It’s been a few days since Avril Lavigne launched her latest video. I didn’t really get a chance to watch it until the weekend but I did see plenty of opinions on it. Here are just a few:-
Entertainment Weekly suggested that there are, “serious questions about whether it’s offensive (expressionless Asian dancers, Tokyo-as-prop) or offensively obvious.” Many drew comparisons to the controversy over No Doubt singer, Gwen Stefani’s backup dancers, the Harajuku Girls, a quartet of Japanese women who accompanied her on tour and appeared in several videos, including “Hollaback Girl” and “Wind It Up”.
Billboard called the “train wreck” video “unseemly”, “an embarrassment in any language” and “gloriously ghastly”, saying that the presence of “four identical, creepily expressionless Asian women” standing behind Lavigne for much of the clip was offensive to Asian culture.
So, from opinions like these I expected to see Avril running around Tokyo yelling racist abuse at the residents of this great city. This is not what we got. What we got was Avril Lavigne in a skirt that some would call adorable, others odd, showing us that she is a massive Japanophile. About the song, she had this to say:-
“I have a song called [Hello Kitty], which I wrote about [Hello Kitty] because I’m obsessed, and it’s a really fun thing that I’ve never done before. It kind of has a kind of glitchy, electronic feel to it and it’s…the only one on the record that sounds like that.

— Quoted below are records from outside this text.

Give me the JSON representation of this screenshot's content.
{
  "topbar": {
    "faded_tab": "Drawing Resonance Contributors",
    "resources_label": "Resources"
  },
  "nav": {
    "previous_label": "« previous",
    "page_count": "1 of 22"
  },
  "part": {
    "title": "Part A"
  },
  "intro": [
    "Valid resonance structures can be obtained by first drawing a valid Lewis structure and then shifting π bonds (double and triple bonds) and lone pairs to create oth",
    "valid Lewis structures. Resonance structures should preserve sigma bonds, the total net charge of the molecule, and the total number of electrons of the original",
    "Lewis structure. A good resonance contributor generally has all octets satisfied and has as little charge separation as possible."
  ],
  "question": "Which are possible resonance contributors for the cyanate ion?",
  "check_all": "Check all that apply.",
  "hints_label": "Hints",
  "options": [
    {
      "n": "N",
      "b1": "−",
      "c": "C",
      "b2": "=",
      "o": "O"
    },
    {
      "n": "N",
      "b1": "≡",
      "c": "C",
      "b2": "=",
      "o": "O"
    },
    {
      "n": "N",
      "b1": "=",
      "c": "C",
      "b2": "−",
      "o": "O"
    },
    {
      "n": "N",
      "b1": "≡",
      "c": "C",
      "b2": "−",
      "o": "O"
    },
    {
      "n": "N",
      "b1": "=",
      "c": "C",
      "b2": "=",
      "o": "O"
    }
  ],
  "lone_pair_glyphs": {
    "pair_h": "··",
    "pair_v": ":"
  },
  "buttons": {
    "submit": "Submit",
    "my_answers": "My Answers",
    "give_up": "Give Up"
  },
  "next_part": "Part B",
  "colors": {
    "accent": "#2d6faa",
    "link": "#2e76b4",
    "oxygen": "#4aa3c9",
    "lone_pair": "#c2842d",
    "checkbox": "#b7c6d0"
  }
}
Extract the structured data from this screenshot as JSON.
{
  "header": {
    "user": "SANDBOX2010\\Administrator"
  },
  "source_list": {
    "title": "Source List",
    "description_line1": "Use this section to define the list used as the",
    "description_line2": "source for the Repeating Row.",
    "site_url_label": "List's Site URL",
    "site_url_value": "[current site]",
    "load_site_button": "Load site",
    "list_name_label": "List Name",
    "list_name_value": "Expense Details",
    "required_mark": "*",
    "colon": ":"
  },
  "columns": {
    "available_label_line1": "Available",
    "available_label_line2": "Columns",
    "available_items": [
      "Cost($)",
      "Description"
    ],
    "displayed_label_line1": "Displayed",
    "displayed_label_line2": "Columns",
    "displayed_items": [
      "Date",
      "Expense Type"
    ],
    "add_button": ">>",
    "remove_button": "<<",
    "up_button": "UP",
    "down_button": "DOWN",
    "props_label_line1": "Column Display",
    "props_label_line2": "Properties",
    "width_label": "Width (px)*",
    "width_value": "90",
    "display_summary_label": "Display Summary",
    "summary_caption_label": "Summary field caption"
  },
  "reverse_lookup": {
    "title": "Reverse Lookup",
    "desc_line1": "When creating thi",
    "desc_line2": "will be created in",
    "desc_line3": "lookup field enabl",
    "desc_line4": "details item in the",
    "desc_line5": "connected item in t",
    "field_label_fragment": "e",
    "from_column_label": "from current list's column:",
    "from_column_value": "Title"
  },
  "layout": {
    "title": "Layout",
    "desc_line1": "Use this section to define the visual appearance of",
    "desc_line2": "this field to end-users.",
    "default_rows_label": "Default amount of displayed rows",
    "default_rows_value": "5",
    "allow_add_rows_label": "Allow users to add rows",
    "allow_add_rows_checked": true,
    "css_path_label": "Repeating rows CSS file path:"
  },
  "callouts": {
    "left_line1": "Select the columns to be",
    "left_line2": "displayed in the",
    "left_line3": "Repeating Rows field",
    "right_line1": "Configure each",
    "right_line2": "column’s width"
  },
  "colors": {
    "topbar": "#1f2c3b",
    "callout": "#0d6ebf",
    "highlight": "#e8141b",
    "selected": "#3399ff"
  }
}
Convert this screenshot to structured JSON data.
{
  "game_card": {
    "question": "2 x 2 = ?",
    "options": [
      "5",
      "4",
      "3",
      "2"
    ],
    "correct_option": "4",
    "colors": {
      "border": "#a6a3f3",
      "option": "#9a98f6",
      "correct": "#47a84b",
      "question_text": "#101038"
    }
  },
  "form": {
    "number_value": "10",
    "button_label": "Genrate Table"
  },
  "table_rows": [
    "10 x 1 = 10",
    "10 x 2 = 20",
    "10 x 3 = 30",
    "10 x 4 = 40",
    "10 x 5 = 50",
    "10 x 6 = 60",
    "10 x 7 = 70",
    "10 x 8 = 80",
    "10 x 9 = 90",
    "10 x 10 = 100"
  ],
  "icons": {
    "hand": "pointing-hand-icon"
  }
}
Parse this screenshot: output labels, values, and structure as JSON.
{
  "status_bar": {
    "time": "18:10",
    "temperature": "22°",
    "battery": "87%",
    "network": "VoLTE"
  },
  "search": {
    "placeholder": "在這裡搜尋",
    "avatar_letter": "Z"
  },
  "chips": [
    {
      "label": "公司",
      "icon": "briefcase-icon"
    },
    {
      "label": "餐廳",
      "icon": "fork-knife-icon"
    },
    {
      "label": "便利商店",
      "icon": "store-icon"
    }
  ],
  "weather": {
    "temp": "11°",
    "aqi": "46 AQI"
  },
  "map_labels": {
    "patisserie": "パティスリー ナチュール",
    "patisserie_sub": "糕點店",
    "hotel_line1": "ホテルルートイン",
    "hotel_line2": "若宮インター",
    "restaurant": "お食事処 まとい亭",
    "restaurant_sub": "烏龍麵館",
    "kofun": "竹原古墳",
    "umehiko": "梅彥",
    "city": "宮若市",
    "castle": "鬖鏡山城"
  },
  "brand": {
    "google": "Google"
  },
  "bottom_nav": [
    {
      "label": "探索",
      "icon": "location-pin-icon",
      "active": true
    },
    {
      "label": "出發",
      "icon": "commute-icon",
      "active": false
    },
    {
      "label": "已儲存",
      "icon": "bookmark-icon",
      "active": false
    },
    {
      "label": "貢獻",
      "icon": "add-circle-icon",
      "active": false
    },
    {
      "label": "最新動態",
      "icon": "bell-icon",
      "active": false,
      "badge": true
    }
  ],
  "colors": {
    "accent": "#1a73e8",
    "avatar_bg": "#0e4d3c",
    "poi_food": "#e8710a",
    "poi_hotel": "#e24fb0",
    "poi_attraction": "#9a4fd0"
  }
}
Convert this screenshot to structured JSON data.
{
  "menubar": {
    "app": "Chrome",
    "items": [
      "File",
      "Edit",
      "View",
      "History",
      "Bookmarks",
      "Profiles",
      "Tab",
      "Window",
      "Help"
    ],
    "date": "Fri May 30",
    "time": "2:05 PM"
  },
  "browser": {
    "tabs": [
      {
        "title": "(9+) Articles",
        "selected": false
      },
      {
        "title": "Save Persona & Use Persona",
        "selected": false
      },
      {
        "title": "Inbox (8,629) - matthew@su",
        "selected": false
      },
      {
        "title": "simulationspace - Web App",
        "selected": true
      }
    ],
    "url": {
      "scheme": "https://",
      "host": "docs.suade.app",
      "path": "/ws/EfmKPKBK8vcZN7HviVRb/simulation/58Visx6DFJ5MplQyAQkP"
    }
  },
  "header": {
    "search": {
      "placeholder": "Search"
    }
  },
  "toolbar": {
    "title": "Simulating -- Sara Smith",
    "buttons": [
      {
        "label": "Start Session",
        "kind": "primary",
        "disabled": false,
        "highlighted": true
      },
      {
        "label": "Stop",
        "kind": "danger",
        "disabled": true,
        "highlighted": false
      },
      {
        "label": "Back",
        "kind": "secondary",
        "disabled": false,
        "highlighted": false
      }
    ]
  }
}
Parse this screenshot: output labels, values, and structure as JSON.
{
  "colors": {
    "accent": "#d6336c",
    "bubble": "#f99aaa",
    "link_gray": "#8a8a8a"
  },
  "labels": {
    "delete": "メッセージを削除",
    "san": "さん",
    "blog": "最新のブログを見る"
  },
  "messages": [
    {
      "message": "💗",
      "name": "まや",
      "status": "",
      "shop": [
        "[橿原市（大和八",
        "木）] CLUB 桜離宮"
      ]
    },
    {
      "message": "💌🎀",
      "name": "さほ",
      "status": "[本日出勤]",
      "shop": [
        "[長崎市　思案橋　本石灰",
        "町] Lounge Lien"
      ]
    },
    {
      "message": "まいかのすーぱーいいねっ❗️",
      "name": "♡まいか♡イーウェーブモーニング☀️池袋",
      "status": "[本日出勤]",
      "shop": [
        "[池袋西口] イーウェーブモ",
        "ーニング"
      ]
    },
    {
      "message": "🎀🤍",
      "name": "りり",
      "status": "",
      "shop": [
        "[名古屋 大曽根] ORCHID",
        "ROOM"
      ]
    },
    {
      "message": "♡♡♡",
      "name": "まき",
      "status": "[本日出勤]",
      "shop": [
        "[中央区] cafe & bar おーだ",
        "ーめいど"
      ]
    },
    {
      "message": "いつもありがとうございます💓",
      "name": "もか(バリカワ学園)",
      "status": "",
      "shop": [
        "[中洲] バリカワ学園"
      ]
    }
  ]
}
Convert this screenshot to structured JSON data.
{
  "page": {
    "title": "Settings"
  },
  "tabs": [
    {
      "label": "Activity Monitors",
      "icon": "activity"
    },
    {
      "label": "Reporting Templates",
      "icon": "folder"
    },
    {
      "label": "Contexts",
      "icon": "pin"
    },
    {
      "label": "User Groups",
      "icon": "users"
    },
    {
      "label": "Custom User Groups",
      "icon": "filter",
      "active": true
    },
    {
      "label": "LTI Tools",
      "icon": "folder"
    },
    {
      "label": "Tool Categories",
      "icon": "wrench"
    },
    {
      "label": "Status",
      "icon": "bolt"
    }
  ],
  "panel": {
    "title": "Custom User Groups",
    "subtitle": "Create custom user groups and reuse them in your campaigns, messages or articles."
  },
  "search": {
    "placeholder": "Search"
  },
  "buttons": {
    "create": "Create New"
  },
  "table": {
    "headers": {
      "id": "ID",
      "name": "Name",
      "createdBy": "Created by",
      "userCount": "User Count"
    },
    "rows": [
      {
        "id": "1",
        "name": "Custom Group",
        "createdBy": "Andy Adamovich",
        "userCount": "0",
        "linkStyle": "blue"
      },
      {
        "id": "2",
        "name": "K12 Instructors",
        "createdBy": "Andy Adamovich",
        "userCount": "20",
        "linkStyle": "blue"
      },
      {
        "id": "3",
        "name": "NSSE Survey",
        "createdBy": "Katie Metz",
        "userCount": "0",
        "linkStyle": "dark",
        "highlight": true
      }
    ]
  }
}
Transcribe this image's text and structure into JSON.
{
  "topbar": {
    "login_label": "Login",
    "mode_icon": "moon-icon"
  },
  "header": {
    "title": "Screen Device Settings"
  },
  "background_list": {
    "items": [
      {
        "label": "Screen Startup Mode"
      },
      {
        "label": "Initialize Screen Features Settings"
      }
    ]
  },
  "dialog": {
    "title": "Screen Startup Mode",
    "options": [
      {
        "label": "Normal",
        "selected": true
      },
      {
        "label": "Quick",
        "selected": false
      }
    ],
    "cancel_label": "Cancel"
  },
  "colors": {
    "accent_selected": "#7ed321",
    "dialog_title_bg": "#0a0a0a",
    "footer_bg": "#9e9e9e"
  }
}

It’s really different and a lot of my friends I’ve played it for really like it. I’m having a lot of fun with that one.”
So by the logic of some of these media outlets, because Avril is a fan of Hello Kitty, it was racist for her to write a song about it, film the song in Tokyo, hire a Japanese director and choreographer and do this all through her Japanese label. Guys, if you really want to see racist maybe this will put things in perspective. At worst this video may be a little odd and at best it’s just someone who loves Japanese Culture and wanted to celebrate it.
The accusations of racism were not the only issues. Over sexualisation was also an issue. Once again, I think a little perspective is needed; lets look at four music videos – two Japanese and two American and lets just see if Hello Kitty is that bad.
In comparison her video seems very tasteful, so I don’t see how it can be called overtly sexual.
For the third and final criticism that for this single she tried an EDM sound. This was an artist who left their comfort zone and tried something different that didn’t work out like they had hoped. No one has ever done that before…oh wait, they have:-
And let’s not forget Kylie Minouge’s work with James Dean Bradfield of the Manic Street Preachers:
It’s very easy for us to sit back and ridicule this song but it’s catchy and would work if you’re out in a club. Avril Lavigne said she had fun making the song and the song gives off a fun vibe. So what if it’s influenced by the in thing? Do we still want her to sing about skater boys and teenage problems, or do we want the artist to change and try new things that have piqued her interest? I have passed the video around the NG team and our fans should know we are an ethnically diverse lot. Not one of us has said the video was racist, one has hated it, one has loved it the rest don’t seem bothered. As for me I can’t stop humming the tune, not sure what that means for me but in the end just watch the video and decide for yourself.